START Data

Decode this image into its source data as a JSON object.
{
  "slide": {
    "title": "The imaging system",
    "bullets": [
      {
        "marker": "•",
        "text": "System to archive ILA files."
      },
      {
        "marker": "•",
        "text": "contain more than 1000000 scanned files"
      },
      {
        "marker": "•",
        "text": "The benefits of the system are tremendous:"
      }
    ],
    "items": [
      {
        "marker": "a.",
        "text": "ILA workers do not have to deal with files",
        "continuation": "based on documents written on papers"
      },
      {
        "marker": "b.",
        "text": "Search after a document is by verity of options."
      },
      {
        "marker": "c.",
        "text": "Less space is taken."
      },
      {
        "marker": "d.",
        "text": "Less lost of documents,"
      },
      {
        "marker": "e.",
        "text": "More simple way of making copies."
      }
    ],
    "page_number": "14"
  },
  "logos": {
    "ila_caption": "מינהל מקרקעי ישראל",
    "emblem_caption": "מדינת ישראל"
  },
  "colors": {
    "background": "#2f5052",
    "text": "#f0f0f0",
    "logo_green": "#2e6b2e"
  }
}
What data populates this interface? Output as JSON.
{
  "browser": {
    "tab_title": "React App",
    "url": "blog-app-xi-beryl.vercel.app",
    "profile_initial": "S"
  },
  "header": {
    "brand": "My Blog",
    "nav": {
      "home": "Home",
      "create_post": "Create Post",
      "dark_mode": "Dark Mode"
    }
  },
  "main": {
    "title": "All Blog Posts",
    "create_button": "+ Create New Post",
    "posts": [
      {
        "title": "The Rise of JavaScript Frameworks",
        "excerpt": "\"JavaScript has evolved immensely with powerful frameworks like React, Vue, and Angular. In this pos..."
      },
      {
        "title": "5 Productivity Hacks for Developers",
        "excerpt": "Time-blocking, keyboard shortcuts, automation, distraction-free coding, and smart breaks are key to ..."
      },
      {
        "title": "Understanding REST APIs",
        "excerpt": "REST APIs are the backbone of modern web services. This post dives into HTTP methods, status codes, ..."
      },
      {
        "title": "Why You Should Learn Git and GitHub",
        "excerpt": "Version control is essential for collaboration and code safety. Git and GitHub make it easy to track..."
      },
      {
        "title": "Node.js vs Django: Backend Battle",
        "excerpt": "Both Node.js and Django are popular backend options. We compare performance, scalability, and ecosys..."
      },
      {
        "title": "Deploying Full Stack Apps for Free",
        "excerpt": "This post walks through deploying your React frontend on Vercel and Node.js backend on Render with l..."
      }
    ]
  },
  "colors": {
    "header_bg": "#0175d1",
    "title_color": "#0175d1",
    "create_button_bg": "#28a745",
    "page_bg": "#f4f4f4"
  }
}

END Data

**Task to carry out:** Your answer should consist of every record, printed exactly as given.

**Answer to the problem:**
Decode this image into its source data as a JSON object.
{
  "slide": {
    "title": "The imaging system",
    "bullets": [
      {
        "marker": "•",
        "text": "System to archive ILA files."
      },
      {
        "marker": "•",
        "text": "contain more than 1000000 scanned files"
      },
      {
        "marker": "•",
        "text": "The benefits of the system are tremendous:"
      }
    ],
    "items": [
      {
        "marker": "a.",
        "text": "ILA workers do not have to deal with files",
        "continuation": "based on documents written on papers"
      },
      {
        "marker": "b.",
        "text": "Search after a document is by verity of options."
      },
      {
        "marker": "c.",
        "text": "Less space is taken."
      },
      {
        "marker": "d.",
        "text": "Less lost of documents,"
      },
      {
        "marker": "e.",
        "text": "More simple way of making copies."
      }
    ],
    "page_number": "14"
  },
  "logos": {
    "ila_caption": "מינהל מקרקעי ישראל",
    "emblem_caption": "מדינת ישראל"
  },
  "colors": {
    "background": "#2f5052",
    "text": "#f0f0f0",
    "logo_green": "#2e6b2e"
  }
}
What data populates this interface? Output as JSON.
{
  "browser": {
    "tab_title": "React App",
    "url": "blog-app-xi-beryl.vercel.app",
    "profile_initial": "S"
  },
  "header": {
    "brand": "My Blog",
    "nav": {
      "home": "Home",
      "create_post": "Create Post",
      "dark_mode": "Dark Mode"
    }
  },
  "main": {
    "title": "All Blog Posts",
    "create_button": "+ Create New Post",
    "posts": [
      {
        "title": "The Rise of JavaScript Frameworks",
        "excerpt": "\"JavaScript has evolved immensely with powerful frameworks like React, Vue, and Angular. In this pos..."
      },
      {
        "title": "5 Productivity Hacks for Developers",
        "excerpt": "Time-blocking, keyboard shortcuts, automation, distraction-free coding, and smart breaks are key to ..."
      },
      {
        "title": "Understanding REST APIs",
        "excerpt": "REST APIs are the backbone of modern web services. This post dives into HTTP methods, status codes, ..."
      },
      {
        "title": "Why You Should Learn Git and GitHub",
        "excerpt": "Version control is essential for collaboration and code safety. Git and GitHub make it easy to track..."
      },
      {
        "title": "Node.js vs Django: Backend Battle",
        "excerpt": "Both Node.js and Django are popular backend options. We compare performance, scalability, and ecosys..."
      },
      {
        "title": "Deploying Full Stack Apps for Free",
        "excerpt": "This post walks through deploying your React frontend on Vercel and Node.js backend on Render with l..."
      }
    ]
  },
  "colors": {
    "header_bg": "#0175d1",
    "title_color": "#0175d1",
    "create_button_bg": "#28a745",
    "page_bg": "#f4f4f4"
  }
}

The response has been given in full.